Reduce, Reuse, Recycle - 3Rs of Waste Management for Environmental Sustainability

The Three Rs of Sustainability

The three Rs of waste management can play a significant role in our daily lives. Not only is the slogan, “Reduce, Reuse, Recycle!,” a catchy mantra, but it is also an important reminder to save natural resources, energy — and even money.


With over 380 million tons of single-use plastic produced every year and less than 9 percent of total plastic being recycledi, replacing single-use plastic is a straightforward way to help combat pollution.

That is one of the reasons why Katriana Gaubeca, a senior proposal engineer at Hitachi Energy, switched from single-use plastic water bottles to reusable.

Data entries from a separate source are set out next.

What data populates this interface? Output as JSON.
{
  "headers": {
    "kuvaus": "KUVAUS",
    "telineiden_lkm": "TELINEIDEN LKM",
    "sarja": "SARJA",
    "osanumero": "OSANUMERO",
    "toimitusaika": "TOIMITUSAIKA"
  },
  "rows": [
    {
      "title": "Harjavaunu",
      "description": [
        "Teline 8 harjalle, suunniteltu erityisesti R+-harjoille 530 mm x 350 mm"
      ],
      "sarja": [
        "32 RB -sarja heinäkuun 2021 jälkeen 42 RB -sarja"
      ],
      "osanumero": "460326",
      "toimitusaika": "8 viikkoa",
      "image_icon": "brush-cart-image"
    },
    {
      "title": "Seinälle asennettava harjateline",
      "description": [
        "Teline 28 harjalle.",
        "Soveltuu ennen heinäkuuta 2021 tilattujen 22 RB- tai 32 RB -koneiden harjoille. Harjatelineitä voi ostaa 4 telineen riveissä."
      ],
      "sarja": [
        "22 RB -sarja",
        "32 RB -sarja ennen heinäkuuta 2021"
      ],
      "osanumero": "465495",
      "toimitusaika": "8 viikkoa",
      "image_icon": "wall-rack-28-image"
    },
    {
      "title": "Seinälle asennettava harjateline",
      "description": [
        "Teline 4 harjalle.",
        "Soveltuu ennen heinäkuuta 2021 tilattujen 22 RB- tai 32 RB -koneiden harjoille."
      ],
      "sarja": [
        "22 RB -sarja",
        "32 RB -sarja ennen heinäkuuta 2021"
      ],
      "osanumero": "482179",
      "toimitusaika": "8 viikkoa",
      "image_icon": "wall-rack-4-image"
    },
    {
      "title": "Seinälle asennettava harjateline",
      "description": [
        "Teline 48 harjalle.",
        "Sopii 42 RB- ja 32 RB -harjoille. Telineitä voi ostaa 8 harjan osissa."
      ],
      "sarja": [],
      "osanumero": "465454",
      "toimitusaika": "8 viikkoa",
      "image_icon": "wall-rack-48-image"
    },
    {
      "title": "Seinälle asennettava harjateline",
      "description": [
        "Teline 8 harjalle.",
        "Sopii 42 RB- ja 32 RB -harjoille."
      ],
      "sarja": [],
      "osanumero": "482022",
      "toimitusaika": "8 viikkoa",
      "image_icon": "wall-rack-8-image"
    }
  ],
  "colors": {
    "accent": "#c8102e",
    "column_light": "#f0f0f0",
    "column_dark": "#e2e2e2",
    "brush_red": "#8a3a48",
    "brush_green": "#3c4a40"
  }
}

“My 5-year-old came home from school one day explaining to me that plastic was really bad for the Earth and wondering why we were drinking water from water bottles. After listening to him, I didn't know how to justify myself,” Gaubeca says.

That same day, Gaubeca discussed with her husband how they could be more environmentally conscious. The solution: Investing in a home water system to eliminate water bottle use. The following month, the water system was installed, and a year later, the family has not bought any more water bottles.

“We believe that small individual changes are very important, and now we are committed to keep looking for better ways to do things to contribute to a better future for the planet, ourselves and our kids,” Gaubeca says.

For Hitachi America, Ltd. Corporate Sustainability Manager, Fumi Maher, her mission to stop using single-use plastic began at a young age.

“My first environmental project was when I was in elementary school where I studied pollution of a lake nearby my house and found that plastic pollution was one of the big issues that disturbed natural ecosystems there. The lake was famous for birds that accidentally got stuck in or ate plastic pieces that humans left,” Maher says.

Into adulthood, the impact plastic pollution had on even the most remote areas was astounding to Maher, making her want to save plastic use in any way possible, whether that be always using and carrying a reusable water bottle, shopping bags, or ensuring she is recycling all plastics properly.

“Sustainable actions by each individual collectively make a big impact on our planet,” Maher says.


Jodi Hopper, a data analyst at GlobalLogic, first began buying gently used secondhand clothing items as a high schooler and has since expanded the practice within her family.

Comparing secondhand buying to that of a treasure hunt, “Someone else’s trash is our treasure,” Hopper says.

In 2018, 13 million tons of clothing and footwear were generated in the U.S., with 13 percent being recycled.ii The fashion industry is also responsible for a high quantity of water and trees used to create products.iii

“I chose to do this because it is eco-friendly and gives new life to something that would ordinarily be destined to end up in a landfill,” Hopper says.


In 2018, glass generation accounted for 12.3 million tons of municipal solid waste in the U.S., and 31.3 percent was recycled.iv

When Hitachi Energy executive assistant, Anyés Clark’s community recycling program was to no longer include glass recycling, Clark took matters into her own hands.

Clark and her husband started collecting their glass recyclables separately to bring to the local recycling center weekly. After speaking to neighbors about their glass consumption, Clark expanded the glass pickup route and began gathering the neighborhood’s glass materials for recycling as well.

“It was a great opportunity to get involved on our own terms at a convenient time for us, without any big action committee, to help make a difference in our small community,” Clark says.